You also have to turn on your lights at night. Houseboats must meet certain design specifications, and there are laws about discharging wastewater and sewage properly.
All Houseboats also need GFCI protection. GFCIs are a powerful, fast-acting kind of circuit breaker that can save your life in an emergency. GFCIs will activate when they detect electricity flowing from a power source into the ground, and they can prevent you from getting electrocuted.
Advantages and Disadvantages of Having a Houseboat

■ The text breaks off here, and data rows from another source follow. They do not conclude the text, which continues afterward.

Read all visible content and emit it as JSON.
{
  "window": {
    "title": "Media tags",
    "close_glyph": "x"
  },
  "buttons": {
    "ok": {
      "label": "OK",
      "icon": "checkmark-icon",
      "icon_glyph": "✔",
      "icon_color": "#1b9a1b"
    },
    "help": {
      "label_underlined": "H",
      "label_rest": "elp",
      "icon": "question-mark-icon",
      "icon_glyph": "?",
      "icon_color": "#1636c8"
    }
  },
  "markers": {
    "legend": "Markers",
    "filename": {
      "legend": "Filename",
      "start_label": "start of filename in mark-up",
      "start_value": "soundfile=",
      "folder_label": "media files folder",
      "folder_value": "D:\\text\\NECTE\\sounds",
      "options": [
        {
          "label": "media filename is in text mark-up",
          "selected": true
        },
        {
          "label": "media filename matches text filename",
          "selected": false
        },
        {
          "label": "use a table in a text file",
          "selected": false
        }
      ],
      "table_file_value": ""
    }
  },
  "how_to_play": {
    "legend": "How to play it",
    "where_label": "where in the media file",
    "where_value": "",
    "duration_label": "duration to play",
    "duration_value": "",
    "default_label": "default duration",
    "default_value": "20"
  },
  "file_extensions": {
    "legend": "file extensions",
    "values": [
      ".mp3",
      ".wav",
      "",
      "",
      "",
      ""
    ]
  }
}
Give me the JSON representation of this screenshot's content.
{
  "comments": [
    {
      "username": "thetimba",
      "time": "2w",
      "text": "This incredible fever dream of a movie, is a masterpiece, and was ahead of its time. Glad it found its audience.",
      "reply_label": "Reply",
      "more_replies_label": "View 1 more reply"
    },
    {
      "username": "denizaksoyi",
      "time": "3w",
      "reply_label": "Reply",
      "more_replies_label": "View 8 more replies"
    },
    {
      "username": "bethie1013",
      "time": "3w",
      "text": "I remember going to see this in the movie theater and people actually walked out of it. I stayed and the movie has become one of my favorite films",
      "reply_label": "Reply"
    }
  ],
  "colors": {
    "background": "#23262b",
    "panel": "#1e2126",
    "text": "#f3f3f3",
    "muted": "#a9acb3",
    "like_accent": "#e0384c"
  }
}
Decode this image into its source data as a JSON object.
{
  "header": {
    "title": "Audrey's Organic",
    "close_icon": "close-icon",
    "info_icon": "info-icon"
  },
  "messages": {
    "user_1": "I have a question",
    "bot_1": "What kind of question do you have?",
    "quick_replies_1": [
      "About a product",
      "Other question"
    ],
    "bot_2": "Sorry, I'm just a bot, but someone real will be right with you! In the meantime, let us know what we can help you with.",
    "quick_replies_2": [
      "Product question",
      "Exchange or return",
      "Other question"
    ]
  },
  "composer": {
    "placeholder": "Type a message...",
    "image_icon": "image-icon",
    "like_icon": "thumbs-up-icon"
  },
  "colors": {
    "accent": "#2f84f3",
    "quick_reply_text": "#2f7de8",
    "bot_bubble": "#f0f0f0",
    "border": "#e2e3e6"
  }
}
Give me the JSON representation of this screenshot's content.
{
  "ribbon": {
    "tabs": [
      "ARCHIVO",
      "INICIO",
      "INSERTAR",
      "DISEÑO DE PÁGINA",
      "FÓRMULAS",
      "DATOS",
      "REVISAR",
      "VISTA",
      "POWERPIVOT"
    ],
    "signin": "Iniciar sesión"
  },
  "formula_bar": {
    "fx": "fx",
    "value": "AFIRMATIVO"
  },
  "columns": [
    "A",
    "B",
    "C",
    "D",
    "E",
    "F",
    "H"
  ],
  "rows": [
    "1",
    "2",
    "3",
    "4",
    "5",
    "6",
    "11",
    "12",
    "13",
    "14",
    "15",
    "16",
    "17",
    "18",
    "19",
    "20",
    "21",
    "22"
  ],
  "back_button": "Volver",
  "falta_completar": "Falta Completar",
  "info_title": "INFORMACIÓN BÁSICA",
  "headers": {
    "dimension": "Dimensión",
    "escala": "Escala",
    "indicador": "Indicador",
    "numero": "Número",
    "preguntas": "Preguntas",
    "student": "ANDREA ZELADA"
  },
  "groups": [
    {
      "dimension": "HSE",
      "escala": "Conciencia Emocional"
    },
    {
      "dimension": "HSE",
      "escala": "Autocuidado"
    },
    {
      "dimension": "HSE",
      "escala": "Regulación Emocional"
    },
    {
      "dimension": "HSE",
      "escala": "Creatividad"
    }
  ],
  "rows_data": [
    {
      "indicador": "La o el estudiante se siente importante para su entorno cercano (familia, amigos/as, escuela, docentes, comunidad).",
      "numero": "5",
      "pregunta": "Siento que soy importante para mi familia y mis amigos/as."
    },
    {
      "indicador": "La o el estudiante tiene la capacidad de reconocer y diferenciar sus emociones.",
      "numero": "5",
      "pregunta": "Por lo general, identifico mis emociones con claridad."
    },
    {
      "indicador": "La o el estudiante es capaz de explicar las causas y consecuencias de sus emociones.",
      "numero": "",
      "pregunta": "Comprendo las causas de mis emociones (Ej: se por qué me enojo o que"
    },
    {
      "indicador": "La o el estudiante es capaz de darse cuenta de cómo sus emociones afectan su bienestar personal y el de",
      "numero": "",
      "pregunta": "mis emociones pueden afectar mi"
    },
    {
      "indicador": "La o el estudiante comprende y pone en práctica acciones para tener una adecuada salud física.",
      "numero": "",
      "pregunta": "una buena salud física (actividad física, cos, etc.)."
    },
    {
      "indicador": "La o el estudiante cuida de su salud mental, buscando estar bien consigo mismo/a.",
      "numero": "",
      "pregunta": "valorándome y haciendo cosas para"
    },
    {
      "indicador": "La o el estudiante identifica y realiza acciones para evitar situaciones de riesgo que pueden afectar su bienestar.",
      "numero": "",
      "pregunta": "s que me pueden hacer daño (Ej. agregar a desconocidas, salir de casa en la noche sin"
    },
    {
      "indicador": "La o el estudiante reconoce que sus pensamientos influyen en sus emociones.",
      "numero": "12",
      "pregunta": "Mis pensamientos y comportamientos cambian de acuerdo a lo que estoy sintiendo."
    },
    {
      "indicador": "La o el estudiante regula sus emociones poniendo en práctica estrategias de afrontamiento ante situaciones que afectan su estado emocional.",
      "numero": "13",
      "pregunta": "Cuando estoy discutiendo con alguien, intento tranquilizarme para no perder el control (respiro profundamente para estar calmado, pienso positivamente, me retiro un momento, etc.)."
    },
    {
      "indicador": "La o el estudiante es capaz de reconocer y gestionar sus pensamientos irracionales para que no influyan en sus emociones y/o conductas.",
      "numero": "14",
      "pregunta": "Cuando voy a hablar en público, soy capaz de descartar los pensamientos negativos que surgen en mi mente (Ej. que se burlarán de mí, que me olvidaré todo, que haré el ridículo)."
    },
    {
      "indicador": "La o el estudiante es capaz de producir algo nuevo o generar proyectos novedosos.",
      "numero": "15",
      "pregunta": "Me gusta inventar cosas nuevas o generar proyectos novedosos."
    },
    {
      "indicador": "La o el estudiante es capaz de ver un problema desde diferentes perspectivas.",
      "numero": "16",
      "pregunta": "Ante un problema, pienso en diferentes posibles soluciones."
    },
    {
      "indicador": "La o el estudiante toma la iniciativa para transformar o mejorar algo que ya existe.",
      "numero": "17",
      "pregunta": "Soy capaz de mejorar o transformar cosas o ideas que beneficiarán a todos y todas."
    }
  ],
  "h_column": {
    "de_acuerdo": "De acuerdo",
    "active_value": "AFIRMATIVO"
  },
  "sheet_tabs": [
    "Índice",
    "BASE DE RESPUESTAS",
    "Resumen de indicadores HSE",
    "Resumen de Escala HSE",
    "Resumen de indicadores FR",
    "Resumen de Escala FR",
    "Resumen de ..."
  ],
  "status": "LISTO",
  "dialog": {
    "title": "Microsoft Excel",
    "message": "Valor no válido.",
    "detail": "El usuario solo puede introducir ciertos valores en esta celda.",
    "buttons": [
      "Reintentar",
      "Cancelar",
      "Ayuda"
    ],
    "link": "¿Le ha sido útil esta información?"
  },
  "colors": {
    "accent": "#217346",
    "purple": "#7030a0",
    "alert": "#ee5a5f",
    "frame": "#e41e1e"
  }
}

In my experience, getting a houseboat is definitely worth it. It is not necessarily different from what you would expect it to be - a fun way to make your life different and better. While a houseboat lifestyle is not exactly cheap, it can be both cheaper and better than the life you had before.
One disadvantage is that you can't have as many possessions as if you own a house. There isn't nearly as much room to store a lot of belongings on a boat, so you might have to get rid of things.
There may be places for you to store your belongings at the marina and elsewhere, but there might still not be room for everything. Even if you have good heating and air conditioning on your boat, the weather can still affect you more. A houseboat is more than worth the investment despite the disadvantages.
About THE AUTHOR
I have a deep love of houseboating and the life-changing experiences houseboating has brought into my life. I’ve been going to Lake Powell on our family’s houseboat for over 30 years and have made many great memories, first as a child and now as a parent. My family has a passion for helping others have similar fun, safe experiences on their houseboat.Read More About Brian Samson